[Saved data entries]
"""

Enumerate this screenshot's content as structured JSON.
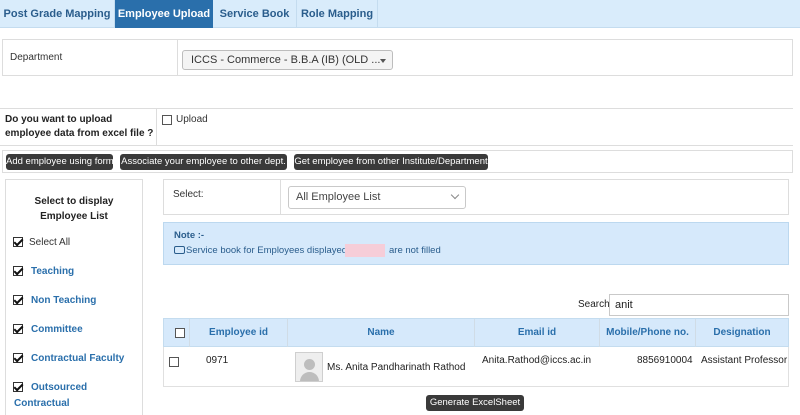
{
  "tabs": [
    {
      "label": "Post Grade Mapping",
      "active": false
    },
    {
      "label": "Employee Upload",
      "active": true
    },
    {
      "label": "Service Book",
      "active": false
    },
    {
      "label": "Role Mapping",
      "active": false
    }
  ],
  "department": {
    "label": "Department",
    "selected": "ICCS - Commerce - B.B.A (IB) (OLD ..."
  },
  "upload": {
    "question_line1": "Do you want to upload",
    "question_line2": "employee data from excel file ?",
    "checkbox_label": "Upload",
    "checked": false
  },
  "actions": {
    "add_form": "Add employee using form",
    "associate": "Associate your employee to other dept.",
    "get_other": "Get employee from other Institute/Department"
  },
  "filters": {
    "title_line1": "Select to display",
    "title_line2": "Employee List",
    "items": [
      {
        "label": "Select All",
        "checked": true
      },
      {
        "label": "Teaching",
        "checked": true
      },
      {
        "label": "Non Teaching",
        "checked": true
      },
      {
        "label": "Committee",
        "checked": true
      },
      {
        "label": "Contractual Faculty",
        "checked": true
      },
      {
        "label_line1": "Outsourced",
        "label_line2": "Contractual",
        "checked": true
      }
    ]
  },
  "list_select": {
    "label": "Select:",
    "selected": "All Employee List"
  },
  "note": {
    "title": "Note :-",
    "text_before": "Service book for Employees displayed in",
    "text_after": "are not filled",
    "highlight_color": "#f6cdd8"
  },
  "search": {
    "label": "Search:",
    "value": "anit"
  },
  "table": {
    "headers": {
      "employee_id": "Employee id",
      "name": "Name",
      "email": "Email id",
      "mobile": "Mobile/Phone no.",
      "designation": "Designation"
    },
    "rows": [
      {
        "employee_id": "0971",
        "name": "Ms. Anita Pandharinath Rathod",
        "email": "Anita.Rathod@iccs.ac.in",
        "mobile": "8856910004",
        "designation": "Assistant Professor"
      }
    ]
  },
  "generate_button": "Generate ExcelSheet",
  "colors": {
    "tab_active": "#2a6fab",
    "tab_bar": "#d9ecfb",
    "link_blue": "#2a6fab",
    "note_bg": "#d6e9fb"
  }
}
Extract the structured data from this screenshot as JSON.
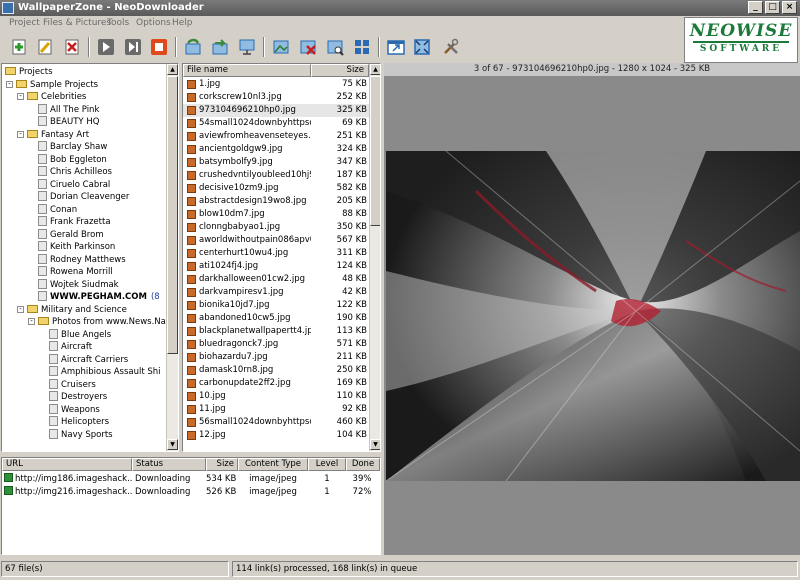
{
  "window": {
    "title": "WallpaperZone - NeoDownloader"
  },
  "menu": [
    "Project",
    "Files & Pictures",
    "Tools",
    "Options",
    "Help"
  ],
  "toolbar": [
    {
      "name": "add-project-icon",
      "color": "#2a9a2a"
    },
    {
      "name": "edit-icon",
      "color": "#d8a400"
    },
    {
      "name": "delete-icon",
      "color": "#c81e1e"
    },
    {
      "name": "start-icon",
      "color": "#555555"
    },
    {
      "name": "step-icon",
      "color": "#555555"
    },
    {
      "name": "stop-icon",
      "color": "#e04a1a"
    },
    {
      "name": "refresh-icon",
      "color": "#3a8a3a"
    },
    {
      "name": "download-icon",
      "color": "#3a8a3a"
    },
    {
      "name": "display-icon",
      "color": "#2a6ab0"
    },
    {
      "name": "picture-icon",
      "color": "#2a6ab0"
    },
    {
      "name": "delete-picture-icon",
      "color": "#c81e1e"
    },
    {
      "name": "view-picture-icon",
      "color": "#2a6ab0"
    },
    {
      "name": "thumbnails-icon",
      "color": "#2a6ab0"
    },
    {
      "name": "window-icon",
      "color": "#2a6ab0"
    },
    {
      "name": "fullscreen-icon",
      "color": "#2a6ab0"
    },
    {
      "name": "tools-icon",
      "color": "#707070"
    }
  ],
  "logo": {
    "line1": "NEOWISE",
    "line2": "SOFTWARE",
    "color": "#1b7a3a"
  },
  "tree": [
    {
      "label": "Projects",
      "level": 0,
      "type": "folder"
    },
    {
      "label": "Sample Projects",
      "level": 1,
      "type": "folder",
      "expander": "-"
    },
    {
      "label": "Celebrities",
      "level": 2,
      "type": "folder",
      "expander": "-"
    },
    {
      "label": "All The Pink",
      "level": 3,
      "type": "page"
    },
    {
      "label": "BEAUTY HQ",
      "level": 3,
      "type": "page"
    },
    {
      "label": "Fantasy Art",
      "level": 2,
      "type": "folder",
      "expander": "-"
    },
    {
      "label": "Barclay Shaw",
      "level": 3,
      "type": "page"
    },
    {
      "label": "Bob Eggleton",
      "level": 3,
      "type": "page"
    },
    {
      "label": "Chris Achilleos",
      "level": 3,
      "type": "page"
    },
    {
      "label": "Ciruelo Cabral",
      "level": 3,
      "type": "page"
    },
    {
      "label": "Dorian Cleavenger",
      "level": 3,
      "type": "page"
    },
    {
      "label": "Conan",
      "level": 3,
      "type": "page"
    },
    {
      "label": "Frank Frazetta",
      "level": 3,
      "type": "page"
    },
    {
      "label": "Gerald Brom",
      "level": 3,
      "type": "page"
    },
    {
      "label": "Keith Parkinson",
      "level": 3,
      "type": "page"
    },
    {
      "label": "Rodney Matthews",
      "level": 3,
      "type": "page"
    },
    {
      "label": "Rowena Morrill",
      "level": 3,
      "type": "page"
    },
    {
      "label": "Wojtek Siudmak",
      "level": 3,
      "type": "page"
    },
    {
      "label": "WWW.PEGHAM.COM",
      "level": 3,
      "type": "page",
      "bold": true,
      "extra": "(8"
    },
    {
      "label": "Military and Science",
      "level": 2,
      "type": "folder",
      "expander": "-"
    },
    {
      "label": "Photos from www.News.Na",
      "level": 3,
      "type": "folder",
      "expander": "-"
    },
    {
      "label": "Blue Angels",
      "level": 4,
      "type": "page"
    },
    {
      "label": "Aircraft",
      "level": 4,
      "type": "page"
    },
    {
      "label": "Aircraft Carriers",
      "level": 4,
      "type": "page"
    },
    {
      "label": "Amphibious Assault Shi",
      "level": 4,
      "type": "page"
    },
    {
      "label": "Cruisers",
      "level": 4,
      "type": "page"
    },
    {
      "label": "Destroyers",
      "level": 4,
      "type": "page"
    },
    {
      "label": "Weapons",
      "level": 4,
      "type": "page"
    },
    {
      "label": "Helicopters",
      "level": 4,
      "type": "page"
    },
    {
      "label": "Navy Sports",
      "level": 4,
      "type": "page"
    }
  ],
  "files": {
    "headers": {
      "name": "File name",
      "size": "Size"
    },
    "selected_index": 2,
    "rows": [
      {
        "name": "1.jpg",
        "size": "75 KB"
      },
      {
        "name": "corkscrew10nl3.jpg",
        "size": "252 KB"
      },
      {
        "name": "973104696210hp0.jpg",
        "size": "325 KB"
      },
      {
        "name": "54small1024downbyhttpso...",
        "size": "69 KB"
      },
      {
        "name": "aviewfromheavenseteyes...",
        "size": "251 KB"
      },
      {
        "name": "ancientgoldgw9.jpg",
        "size": "324 KB"
      },
      {
        "name": "batsymbolfy9.jpg",
        "size": "347 KB"
      },
      {
        "name": "crushedvntilyoubleed10hj9...",
        "size": "187 KB"
      },
      {
        "name": "decisive10zm9.jpg",
        "size": "582 KB"
      },
      {
        "name": "abstractdesign19wo8.jpg",
        "size": "205 KB"
      },
      {
        "name": "blow10dm7.jpg",
        "size": "88 KB"
      },
      {
        "name": "clonngbabyao1.jpg",
        "size": "350 KB"
      },
      {
        "name": "aworldwithoutpain086apv0...",
        "size": "567 KB"
      },
      {
        "name": "centerhurt10wu4.jpg",
        "size": "311 KB"
      },
      {
        "name": "ati1024fj4.jpg",
        "size": "124 KB"
      },
      {
        "name": "darkhalloween01cw2.jpg",
        "size": "48 KB"
      },
      {
        "name": "darkvampiresv1.jpg",
        "size": "42 KB"
      },
      {
        "name": "bionika10jd7.jpg",
        "size": "122 KB"
      },
      {
        "name": "abandoned10cw5.jpg",
        "size": "190 KB"
      },
      {
        "name": "blackplanetwallpapertt4.jpg",
        "size": "113 KB"
      },
      {
        "name": "bluedragonck7.jpg",
        "size": "571 KB"
      },
      {
        "name": "biohazardu7.jpg",
        "size": "211 KB"
      },
      {
        "name": "damask10rn8.jpg",
        "size": "250 KB"
      },
      {
        "name": "carbonupdate2ff2.jpg",
        "size": "169 KB"
      },
      {
        "name": "10.jpg",
        "size": "110 KB"
      },
      {
        "name": "11.jpg",
        "size": "92 KB"
      },
      {
        "name": "56small1024downbyhttpso...",
        "size": "460 KB"
      },
      {
        "name": "12.jpg",
        "size": "104 KB"
      }
    ]
  },
  "preview": {
    "caption": "3 of 67 - 973104696210hp0.jpg - 1280 x 1024 - 325 KB"
  },
  "downloads": {
    "headers": [
      "URL",
      "Status",
      "Size",
      "Content Type",
      "Level",
      "Done"
    ],
    "rows": [
      {
        "url": "http://img186.imageshack...",
        "status": "Downloading",
        "size": "534 KB",
        "type": "image/jpeg",
        "level": "1",
        "done": "39%"
      },
      {
        "url": "http://img216.imageshack...",
        "status": "Downloading",
        "size": "526 KB",
        "type": "image/jpeg",
        "level": "1",
        "done": "72%"
      }
    ]
  },
  "status": {
    "files": "67 file(s)",
    "links": "114 link(s) processed, 168 link(s) in queue"
  }
}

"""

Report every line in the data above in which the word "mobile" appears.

      "mobile": "Mobile/Phone no.",
        "mobile": "8856910004",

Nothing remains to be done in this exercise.